**Work instructions:**
Output every line below exactly.

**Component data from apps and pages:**
^^^^^^^^^^^^^^^^

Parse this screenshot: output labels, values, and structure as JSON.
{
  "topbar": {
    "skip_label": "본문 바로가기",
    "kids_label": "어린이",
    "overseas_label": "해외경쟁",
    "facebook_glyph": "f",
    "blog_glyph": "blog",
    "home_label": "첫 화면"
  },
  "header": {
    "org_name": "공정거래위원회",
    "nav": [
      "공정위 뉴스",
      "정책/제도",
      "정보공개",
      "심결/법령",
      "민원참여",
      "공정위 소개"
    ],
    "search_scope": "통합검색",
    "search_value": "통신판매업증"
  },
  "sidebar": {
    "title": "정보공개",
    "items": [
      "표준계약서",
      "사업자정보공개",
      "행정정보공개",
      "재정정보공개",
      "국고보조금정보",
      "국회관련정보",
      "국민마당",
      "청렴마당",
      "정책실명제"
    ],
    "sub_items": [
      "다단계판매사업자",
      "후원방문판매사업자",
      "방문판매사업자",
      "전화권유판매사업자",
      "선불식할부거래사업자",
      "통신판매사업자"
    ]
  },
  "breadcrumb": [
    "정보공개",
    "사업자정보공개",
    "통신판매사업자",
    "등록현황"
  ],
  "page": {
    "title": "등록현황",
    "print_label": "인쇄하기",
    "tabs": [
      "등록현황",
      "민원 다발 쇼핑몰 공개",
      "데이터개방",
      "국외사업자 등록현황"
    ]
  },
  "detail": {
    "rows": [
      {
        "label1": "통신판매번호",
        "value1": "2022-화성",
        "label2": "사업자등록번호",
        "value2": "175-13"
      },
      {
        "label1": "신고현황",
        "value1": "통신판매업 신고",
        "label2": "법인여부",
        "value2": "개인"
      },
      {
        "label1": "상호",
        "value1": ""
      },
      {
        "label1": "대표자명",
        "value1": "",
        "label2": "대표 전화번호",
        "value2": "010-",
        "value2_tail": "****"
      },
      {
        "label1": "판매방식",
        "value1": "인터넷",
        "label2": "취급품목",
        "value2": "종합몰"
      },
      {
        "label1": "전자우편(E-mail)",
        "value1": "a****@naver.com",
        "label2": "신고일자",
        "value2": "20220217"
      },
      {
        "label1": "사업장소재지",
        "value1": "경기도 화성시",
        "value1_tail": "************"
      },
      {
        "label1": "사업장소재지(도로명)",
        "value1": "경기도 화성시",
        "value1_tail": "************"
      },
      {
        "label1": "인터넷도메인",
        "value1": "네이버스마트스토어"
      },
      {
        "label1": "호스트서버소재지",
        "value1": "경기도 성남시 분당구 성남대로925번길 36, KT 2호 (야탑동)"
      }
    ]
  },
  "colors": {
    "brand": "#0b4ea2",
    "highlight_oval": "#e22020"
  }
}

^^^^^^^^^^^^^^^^

**The answer:**
Parse this screenshot: output labels, values, and structure as JSON.
{
  "topbar": {
    "skip_label": "본문 바로가기",
    "kids_label": "어린이",
    "overseas_label": "해외경쟁",
    "facebook_glyph": "f",
    "blog_glyph": "blog",
    "home_label": "첫 화면"
  },
  "header": {
    "org_name": "공정거래위원회",
    "nav": [
      "공정위 뉴스",
      "정책/제도",
      "정보공개",
      "심결/법령",
      "민원참여",
      "공정위 소개"
    ],
    "search_scope": "통합검색",
    "search_value": "통신판매업증"
  },
  "sidebar": {
    "title": "정보공개",
    "items": [
      "표준계약서",
      "사업자정보공개",
      "행정정보공개",
      "재정정보공개",
      "국고보조금정보",
      "국회관련정보",
      "국민마당",
      "청렴마당",
      "정책실명제"
    ],
    "sub_items": [
      "다단계판매사업자",
      "후원방문판매사업자",
      "방문판매사업자",
      "전화권유판매사업자",
      "선불식할부거래사업자",
      "통신판매사업자"
    ]
  },
  "breadcrumb": [
    "정보공개",
    "사업자정보공개",
    "통신판매사업자",
    "등록현황"
  ],
  "page": {
    "title": "등록현황",
    "print_label": "인쇄하기",
    "tabs": [
      "등록현황",
      "민원 다발 쇼핑몰 공개",
      "데이터개방",
      "국외사업자 등록현황"
    ]
  },
  "detail": {
    "rows": [
      {
        "label1": "통신판매번호",
        "value1": "2022-화성",
        "label2": "사업자등록번호",
        "value2": "175-13"
      },
      {
        "label1": "신고현황",
        "value1": "통신판매업 신고",
        "label2": "법인여부",
        "value2": "개인"
      },
      {
        "label1": "상호",
        "value1": ""
      },
      {
        "label1": "대표자명",
        "value1": "",
        "label2": "대표 전화번호",
        "value2": "010-",
        "value2_tail": "****"
      },
      {
        "label1": "판매방식",
        "value1": "인터넷",
        "label2": "취급품목",
        "value2": "종합몰"
      },
      {
        "label1": "전자우편(E-mail)",
        "value1": "a****@naver.com",
        "label2": "신고일자",
        "value2": "20220217"
      },
      {
        "label1": "사업장소재지",
        "value1": "경기도 화성시",
        "value1_tail": "************"
      },
      {
        "label1": "사업장소재지(도로명)",
        "value1": "경기도 화성시",
        "value1_tail": "************"
      },
      {
        "label1": "인터넷도메인",
        "value1": "네이버스마트스토어"
      },
      {
        "label1": "호스트서버소재지",
        "value1": "경기도 성남시 분당구 성남대로925번길 36, KT 2호 (야탑동)"
      }
    ]
  },
  "colors": {
    "brand": "#0b4ea2",
    "highlight_oval": "#e22020"
  }
}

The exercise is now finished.